## What the task asks
List, from the lines below, each one with "this" in it.

BEGIN Records for the exercise

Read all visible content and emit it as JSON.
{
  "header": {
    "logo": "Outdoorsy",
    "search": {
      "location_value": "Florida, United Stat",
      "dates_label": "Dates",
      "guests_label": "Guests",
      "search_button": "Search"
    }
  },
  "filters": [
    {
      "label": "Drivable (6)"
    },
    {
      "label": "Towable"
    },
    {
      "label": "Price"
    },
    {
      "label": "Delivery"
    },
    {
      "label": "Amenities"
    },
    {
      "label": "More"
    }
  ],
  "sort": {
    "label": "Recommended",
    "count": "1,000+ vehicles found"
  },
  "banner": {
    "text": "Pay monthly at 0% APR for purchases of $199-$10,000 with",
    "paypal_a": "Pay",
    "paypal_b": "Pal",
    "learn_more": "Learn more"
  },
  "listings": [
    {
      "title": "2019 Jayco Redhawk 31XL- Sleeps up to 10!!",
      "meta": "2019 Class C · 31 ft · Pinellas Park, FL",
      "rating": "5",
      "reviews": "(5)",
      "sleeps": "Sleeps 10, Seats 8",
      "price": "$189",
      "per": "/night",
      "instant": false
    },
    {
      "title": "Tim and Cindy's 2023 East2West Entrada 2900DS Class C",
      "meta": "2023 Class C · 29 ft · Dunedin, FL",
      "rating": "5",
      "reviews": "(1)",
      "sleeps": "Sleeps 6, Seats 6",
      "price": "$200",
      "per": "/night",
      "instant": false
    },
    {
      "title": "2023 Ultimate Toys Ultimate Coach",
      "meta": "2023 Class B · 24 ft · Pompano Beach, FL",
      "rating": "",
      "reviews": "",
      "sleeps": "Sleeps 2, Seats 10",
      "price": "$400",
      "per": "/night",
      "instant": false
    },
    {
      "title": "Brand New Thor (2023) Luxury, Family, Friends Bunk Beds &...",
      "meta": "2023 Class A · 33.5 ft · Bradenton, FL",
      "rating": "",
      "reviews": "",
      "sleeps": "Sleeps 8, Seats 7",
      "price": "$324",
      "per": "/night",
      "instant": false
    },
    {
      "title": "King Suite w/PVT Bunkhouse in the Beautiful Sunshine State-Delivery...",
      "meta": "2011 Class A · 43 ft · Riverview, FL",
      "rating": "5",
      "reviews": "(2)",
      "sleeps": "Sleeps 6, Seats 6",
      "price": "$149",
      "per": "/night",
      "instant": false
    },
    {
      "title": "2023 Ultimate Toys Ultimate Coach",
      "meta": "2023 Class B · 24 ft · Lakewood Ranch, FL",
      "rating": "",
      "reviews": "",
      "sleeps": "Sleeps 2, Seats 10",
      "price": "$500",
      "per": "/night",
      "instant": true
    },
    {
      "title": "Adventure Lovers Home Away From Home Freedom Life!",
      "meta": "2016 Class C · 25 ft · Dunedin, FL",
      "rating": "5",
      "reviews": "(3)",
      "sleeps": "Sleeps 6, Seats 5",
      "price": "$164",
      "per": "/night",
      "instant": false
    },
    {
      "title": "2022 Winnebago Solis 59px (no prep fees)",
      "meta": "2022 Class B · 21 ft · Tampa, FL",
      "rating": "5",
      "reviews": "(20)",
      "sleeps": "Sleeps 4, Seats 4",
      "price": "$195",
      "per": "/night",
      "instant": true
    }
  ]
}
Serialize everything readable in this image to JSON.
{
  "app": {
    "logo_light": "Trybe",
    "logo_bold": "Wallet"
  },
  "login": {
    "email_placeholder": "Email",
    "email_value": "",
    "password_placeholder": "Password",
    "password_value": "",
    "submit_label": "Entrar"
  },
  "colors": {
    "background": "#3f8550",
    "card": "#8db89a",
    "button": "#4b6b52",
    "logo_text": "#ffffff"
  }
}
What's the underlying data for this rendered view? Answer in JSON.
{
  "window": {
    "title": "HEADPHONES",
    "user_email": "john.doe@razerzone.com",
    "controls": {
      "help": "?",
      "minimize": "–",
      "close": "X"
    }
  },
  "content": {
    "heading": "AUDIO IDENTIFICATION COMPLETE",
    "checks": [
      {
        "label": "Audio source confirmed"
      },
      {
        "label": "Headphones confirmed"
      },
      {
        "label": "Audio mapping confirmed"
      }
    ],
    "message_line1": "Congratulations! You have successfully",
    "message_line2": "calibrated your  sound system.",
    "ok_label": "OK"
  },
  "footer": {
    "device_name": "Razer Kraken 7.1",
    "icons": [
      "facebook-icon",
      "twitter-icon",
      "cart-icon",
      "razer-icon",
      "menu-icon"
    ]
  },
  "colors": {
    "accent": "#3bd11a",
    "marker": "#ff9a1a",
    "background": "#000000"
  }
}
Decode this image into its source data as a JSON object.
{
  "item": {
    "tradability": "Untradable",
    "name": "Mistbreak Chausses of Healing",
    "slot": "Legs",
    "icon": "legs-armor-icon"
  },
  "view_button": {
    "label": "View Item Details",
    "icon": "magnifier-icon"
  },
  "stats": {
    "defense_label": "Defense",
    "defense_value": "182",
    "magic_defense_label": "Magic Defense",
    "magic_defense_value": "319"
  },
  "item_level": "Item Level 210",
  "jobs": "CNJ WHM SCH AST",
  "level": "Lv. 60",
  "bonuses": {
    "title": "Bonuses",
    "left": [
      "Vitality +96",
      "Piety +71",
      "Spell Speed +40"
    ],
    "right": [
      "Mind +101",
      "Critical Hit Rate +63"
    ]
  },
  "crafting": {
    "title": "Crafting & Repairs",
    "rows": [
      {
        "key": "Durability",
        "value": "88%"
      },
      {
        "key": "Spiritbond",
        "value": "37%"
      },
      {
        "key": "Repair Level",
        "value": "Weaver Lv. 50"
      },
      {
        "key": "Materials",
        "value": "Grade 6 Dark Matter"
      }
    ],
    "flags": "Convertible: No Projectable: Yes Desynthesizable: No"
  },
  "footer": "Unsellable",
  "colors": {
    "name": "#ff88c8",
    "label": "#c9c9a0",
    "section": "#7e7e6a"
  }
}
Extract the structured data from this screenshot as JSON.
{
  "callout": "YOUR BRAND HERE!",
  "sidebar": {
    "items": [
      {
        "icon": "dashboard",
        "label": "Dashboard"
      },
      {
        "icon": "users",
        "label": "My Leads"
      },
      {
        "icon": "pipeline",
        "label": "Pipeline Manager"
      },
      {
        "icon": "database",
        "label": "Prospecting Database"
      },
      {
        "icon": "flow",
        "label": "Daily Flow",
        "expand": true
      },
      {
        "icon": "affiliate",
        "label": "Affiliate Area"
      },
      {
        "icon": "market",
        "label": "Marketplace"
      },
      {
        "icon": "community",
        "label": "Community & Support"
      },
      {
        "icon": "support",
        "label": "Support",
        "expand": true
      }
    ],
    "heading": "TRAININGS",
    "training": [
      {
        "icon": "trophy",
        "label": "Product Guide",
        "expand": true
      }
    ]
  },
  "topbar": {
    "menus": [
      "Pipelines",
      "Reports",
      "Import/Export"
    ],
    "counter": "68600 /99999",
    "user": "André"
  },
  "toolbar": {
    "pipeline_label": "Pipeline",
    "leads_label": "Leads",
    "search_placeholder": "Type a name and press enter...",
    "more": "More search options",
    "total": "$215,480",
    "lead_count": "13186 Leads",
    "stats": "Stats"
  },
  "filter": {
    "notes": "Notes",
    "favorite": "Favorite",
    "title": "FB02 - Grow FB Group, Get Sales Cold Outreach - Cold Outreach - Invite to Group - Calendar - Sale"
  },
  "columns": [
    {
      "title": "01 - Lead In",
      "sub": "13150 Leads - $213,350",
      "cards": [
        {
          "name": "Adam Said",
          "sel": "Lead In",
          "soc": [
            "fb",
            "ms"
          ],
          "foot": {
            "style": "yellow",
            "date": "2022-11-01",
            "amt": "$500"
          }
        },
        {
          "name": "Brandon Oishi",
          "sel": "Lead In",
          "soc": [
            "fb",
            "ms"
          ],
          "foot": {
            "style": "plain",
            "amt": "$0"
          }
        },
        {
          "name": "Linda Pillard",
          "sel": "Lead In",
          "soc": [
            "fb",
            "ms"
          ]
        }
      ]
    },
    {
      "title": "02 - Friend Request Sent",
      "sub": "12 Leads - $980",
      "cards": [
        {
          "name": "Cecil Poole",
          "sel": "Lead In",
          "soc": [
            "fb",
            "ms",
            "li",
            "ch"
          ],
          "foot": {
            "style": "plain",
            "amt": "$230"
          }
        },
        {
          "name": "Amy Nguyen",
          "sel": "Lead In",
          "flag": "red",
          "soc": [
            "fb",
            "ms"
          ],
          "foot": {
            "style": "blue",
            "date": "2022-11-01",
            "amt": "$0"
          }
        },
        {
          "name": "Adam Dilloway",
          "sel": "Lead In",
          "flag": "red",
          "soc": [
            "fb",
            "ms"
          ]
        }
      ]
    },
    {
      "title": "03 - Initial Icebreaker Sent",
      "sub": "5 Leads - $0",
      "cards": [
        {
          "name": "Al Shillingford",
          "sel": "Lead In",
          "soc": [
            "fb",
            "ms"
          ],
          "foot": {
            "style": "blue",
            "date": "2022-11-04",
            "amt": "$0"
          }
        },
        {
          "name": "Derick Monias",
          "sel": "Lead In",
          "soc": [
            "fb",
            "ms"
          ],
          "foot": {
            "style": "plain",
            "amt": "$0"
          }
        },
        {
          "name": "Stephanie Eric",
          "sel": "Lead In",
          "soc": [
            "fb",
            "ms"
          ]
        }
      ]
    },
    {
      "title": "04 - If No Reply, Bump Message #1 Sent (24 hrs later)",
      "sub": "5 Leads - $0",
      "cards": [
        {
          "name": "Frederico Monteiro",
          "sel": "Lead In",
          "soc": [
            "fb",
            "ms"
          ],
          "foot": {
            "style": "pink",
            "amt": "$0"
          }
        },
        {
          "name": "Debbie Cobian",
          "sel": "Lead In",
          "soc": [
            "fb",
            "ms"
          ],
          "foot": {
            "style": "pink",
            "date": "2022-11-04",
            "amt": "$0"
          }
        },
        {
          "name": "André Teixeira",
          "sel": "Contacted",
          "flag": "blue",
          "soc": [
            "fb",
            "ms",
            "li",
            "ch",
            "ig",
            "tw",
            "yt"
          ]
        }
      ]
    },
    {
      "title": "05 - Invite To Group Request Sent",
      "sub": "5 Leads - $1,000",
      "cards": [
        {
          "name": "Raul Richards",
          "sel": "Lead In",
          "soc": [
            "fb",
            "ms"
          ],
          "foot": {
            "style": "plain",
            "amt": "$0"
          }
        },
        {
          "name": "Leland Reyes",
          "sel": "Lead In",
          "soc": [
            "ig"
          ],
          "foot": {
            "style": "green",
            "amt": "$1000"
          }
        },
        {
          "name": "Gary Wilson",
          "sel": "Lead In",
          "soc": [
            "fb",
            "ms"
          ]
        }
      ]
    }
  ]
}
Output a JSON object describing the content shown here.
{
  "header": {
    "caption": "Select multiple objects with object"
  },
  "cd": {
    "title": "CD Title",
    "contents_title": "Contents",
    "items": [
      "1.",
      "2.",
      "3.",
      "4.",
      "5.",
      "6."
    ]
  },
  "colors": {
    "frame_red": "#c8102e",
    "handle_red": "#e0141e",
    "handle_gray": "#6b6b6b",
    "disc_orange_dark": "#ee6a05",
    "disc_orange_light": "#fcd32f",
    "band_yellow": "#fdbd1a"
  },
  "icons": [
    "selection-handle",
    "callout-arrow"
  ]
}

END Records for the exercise

## Written solution
Serialize everything readable in this image to JSON.
What's the underlying data for this rendered view? Answer in JSON.
Decode this image into its source data as a JSON object.
Extract the structured data from this screenshot as JSON.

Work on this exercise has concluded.